Rightwood Update

My mom had a billion tests last week to measure how her treatments were working. And the results are in.

Drumroll please…

1. It was determined that she did not actually have a stroke. All of her symptoms were caused by a bone spur in her shoulder. I’m not sure what a bone spur is, but it’s definitely better than a stroke.

2. All of her tumor markers went down. Again, even after asking my mom, I’m still not sure what a tumor marker is, but I can assure you this is a very good thing.

3. The tumors in her chest and abdomen have not progressed. Halt, bitches!

4. The tumor in her left hip has shrunk. The tumor in her right hip has disappeared. That’s right, I said disappeared.

The only thing that’s not under control yet is the skin cancer, but the doctor’s are not as concerned about that because it’s not life threatening. The next course of action is to do two rounds of chemo pills (to hopefully get that skin cancer busted up) and then go back to the hormone treatments.

How am I feeling right now? Grateful. Grateful to all you for your thoughts and prayers. Grateful to my mom for being such a fighter. And grateful that we got this wonderful news just before Christmas. I couldn’t have dreamed-up a better Christmas present.

Calling All Thoughts, Prayers and Other Niceties

I got a call from my mom today at 5 p.m. sharp. I knew a phone call at the exact minute I was due to leave work could only be bad news. Unfortunately, I was right.

My mother’s cancer is back. Bam! That tricky-slick disease totally sucker punched us.

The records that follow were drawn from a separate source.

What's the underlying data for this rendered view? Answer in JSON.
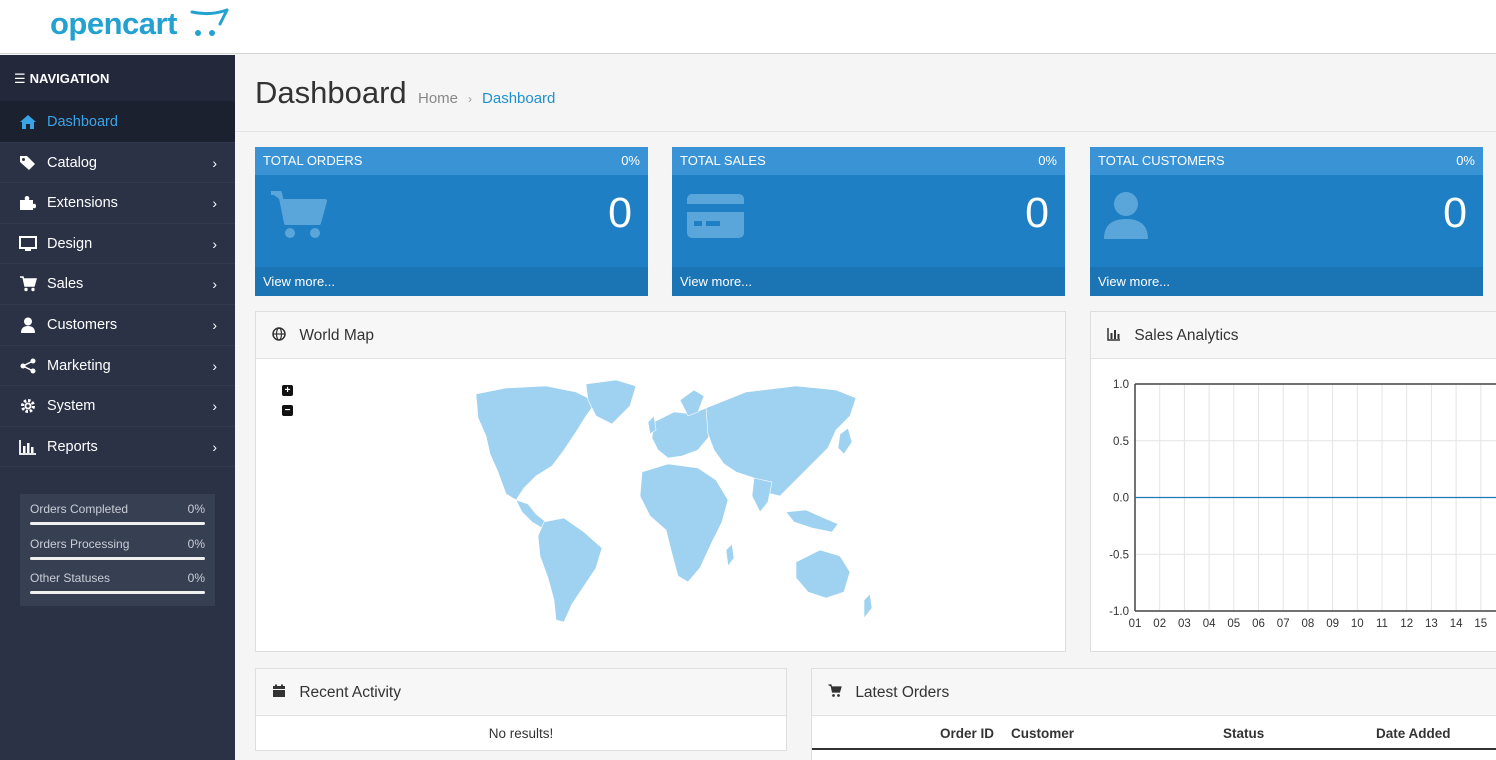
{
  "header": {
    "logo_text": "opencart"
  },
  "sidebar": {
    "title": "NAVIGATION",
    "items": [
      {
        "label": "Dashboard",
        "icon": "home-icon"
      },
      {
        "label": "Catalog",
        "icon": "tag-icon"
      },
      {
        "label": "Extensions",
        "icon": "puzzle-icon"
      },
      {
        "label": "Design",
        "icon": "monitor-icon"
      },
      {
        "label": "Sales",
        "icon": "cart-icon"
      },
      {
        "label": "Customers",
        "icon": "user-icon"
      },
      {
        "label": "Marketing",
        "icon": "share-icon"
      },
      {
        "label": "System",
        "icon": "gear-icon"
      },
      {
        "label": "Reports",
        "icon": "bar-chart-icon"
      }
    ],
    "statuses": [
      {
        "label": "Orders Completed",
        "value": "0%"
      },
      {
        "label": "Orders Processing",
        "value": "0%"
      },
      {
        "label": "Other Statuses",
        "value": "0%"
      }
    ]
  },
  "page": {
    "title": "Dashboard",
    "breadcrumb": [
      "Home",
      "Dashboard"
    ]
  },
  "tiles": [
    {
      "title": "TOTAL ORDERS",
      "percent": "0%",
      "value": "0",
      "link": "View more...",
      "icon": "cart-icon"
    },
    {
      "title": "TOTAL SALES",
      "percent": "0%",
      "value": "0",
      "link": "View more...",
      "icon": "credit-card-icon"
    },
    {
      "title": "TOTAL CUSTOMERS",
      "percent": "0%",
      "value": "0",
      "link": "View more...",
      "icon": "user-icon"
    }
  ],
  "world_map": {
    "title": "World Map",
    "zoom_in": "+",
    "zoom_out": "−"
  },
  "sales_analytics": {
    "title": "Sales Analytics"
  },
  "chart_data": {
    "type": "line",
    "x": [
      "01",
      "02",
      "03",
      "04",
      "05",
      "06",
      "07",
      "08",
      "09",
      "10",
      "11",
      "12",
      "13",
      "14",
      "15"
    ],
    "series": [
      {
        "values": [
          0,
          0,
          0,
          0,
          0,
          0,
          0,
          0,
          0,
          0,
          0,
          0,
          0,
          0,
          0
        ]
      }
    ],
    "yticks": [
      "1.0",
      "0.5",
      "0.0",
      "-0.5",
      "-1.0"
    ],
    "ylim": [
      -1.0,
      1.0
    ],
    "grid": true,
    "color": "#1e78b4"
  },
  "recent_activity": {
    "title": "Recent Activity",
    "empty_text": "No results!"
  },
  "latest_orders": {
    "title": "Latest Orders",
    "columns": [
      "Order ID",
      "Customer",
      "Status",
      "Date Added"
    ]
  },
  "colors": {
    "accent": "#1e91cf",
    "sidebar": "#2b3245",
    "tile": "#1e7fc4"
  }
}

We don’t know what stage the cancer is in. We don’t know how good or bad the prognosis is. We don’t know anything, really. She has a PET scan tomorrow to determine all of these things. We’re hoping to have answers within 24 hours of the test.

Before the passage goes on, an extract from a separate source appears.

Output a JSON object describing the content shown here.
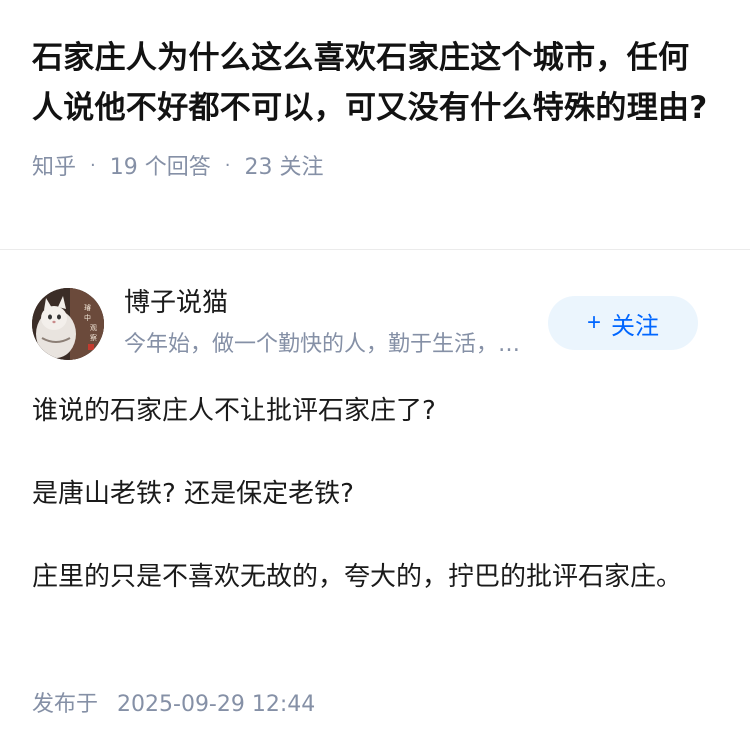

For now, we wait. Speaking as someone who has gone through this before, my mother says this initial waiting is the hardest part.

While we are waiting, I would love it if you all could keep her in your thoughts. If you’re the praying kind, those would be great, too.┬áIf her cancer is local, we’re golden. Chances are she’ll need surgery and then she’s all set. No further action required. If it’s not local, well, we’ll cross that bridge when we come to it.

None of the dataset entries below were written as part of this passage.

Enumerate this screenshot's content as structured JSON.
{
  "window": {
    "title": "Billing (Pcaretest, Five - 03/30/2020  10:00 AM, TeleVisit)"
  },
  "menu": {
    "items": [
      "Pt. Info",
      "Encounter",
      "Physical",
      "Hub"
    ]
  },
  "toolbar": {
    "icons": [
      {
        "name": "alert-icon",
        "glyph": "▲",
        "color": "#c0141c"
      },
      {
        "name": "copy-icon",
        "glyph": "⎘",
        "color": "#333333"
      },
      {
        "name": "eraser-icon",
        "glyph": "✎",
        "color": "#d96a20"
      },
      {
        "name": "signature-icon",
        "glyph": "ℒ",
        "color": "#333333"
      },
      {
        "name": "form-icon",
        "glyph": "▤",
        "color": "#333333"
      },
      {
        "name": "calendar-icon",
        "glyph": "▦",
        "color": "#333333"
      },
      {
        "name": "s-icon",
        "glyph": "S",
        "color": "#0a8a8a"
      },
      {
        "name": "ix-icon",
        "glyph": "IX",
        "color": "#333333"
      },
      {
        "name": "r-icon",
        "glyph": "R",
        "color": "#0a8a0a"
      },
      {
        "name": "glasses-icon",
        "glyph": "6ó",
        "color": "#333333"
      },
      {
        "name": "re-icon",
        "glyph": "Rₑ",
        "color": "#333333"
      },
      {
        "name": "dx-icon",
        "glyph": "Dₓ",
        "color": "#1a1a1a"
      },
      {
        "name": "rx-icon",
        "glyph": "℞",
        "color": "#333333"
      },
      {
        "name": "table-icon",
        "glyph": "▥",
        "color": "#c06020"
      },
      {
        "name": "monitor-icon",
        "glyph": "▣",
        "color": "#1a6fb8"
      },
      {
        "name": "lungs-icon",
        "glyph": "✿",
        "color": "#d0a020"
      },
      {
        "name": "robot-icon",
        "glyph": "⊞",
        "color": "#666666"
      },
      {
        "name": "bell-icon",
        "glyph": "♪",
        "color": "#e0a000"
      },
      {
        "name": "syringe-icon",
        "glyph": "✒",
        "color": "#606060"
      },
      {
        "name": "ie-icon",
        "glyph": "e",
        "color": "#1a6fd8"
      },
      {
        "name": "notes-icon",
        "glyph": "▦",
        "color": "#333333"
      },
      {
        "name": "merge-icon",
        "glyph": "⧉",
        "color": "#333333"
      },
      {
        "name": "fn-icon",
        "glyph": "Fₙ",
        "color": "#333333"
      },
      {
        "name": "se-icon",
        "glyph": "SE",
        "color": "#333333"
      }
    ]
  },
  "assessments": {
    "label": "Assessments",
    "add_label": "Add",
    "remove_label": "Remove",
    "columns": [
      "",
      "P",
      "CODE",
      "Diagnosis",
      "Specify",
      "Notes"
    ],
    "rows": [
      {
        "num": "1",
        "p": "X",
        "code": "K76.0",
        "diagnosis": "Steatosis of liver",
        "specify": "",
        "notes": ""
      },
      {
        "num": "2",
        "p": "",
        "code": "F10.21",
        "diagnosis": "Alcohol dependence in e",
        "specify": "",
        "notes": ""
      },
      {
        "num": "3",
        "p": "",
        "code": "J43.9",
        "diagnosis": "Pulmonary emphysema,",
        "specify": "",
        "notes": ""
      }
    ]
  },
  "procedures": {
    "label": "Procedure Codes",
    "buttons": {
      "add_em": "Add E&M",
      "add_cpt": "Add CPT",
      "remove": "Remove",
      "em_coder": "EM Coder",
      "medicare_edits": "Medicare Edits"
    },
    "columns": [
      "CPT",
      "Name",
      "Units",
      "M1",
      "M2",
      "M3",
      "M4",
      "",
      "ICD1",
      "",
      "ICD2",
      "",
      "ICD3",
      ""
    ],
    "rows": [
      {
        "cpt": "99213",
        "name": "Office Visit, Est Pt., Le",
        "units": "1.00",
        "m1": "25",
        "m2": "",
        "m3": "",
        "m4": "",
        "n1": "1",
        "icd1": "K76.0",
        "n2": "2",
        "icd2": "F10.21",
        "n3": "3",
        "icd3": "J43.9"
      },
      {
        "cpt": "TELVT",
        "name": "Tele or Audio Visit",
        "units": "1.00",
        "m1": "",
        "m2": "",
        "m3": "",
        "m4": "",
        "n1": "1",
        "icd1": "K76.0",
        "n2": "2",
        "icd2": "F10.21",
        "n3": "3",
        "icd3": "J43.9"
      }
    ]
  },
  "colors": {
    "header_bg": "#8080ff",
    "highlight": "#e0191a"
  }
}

So, please, keep your fingers, thoughts and prayers crossed that we hear that magic word…local.

My mother survived her last round of cancer like a champ, managing to maintain a level of optimism and grace along the way that was inspiring. She is feisty, stubborn and incorrigible. If you try to tell her no, forget about it. You do not, and I repeat, do not, want to mess with her. Quite frankly, I’m surprised Mr. Cancer dared show his face around her again. Clearly, he must be a little slow on the uptake.

My mother told me tonight that she’ll be fine. You may not know this about her, but she is always right. My father and I often acknowledge this fact by calling her Mrs. Rightwood. So listen, if Rightwood says she’s going to be fine, then she will be. End of story.

But I bet she’d still like to know that you have her back. Send some positive energy her way. It would mean more to her (and me) than you’ll ever know.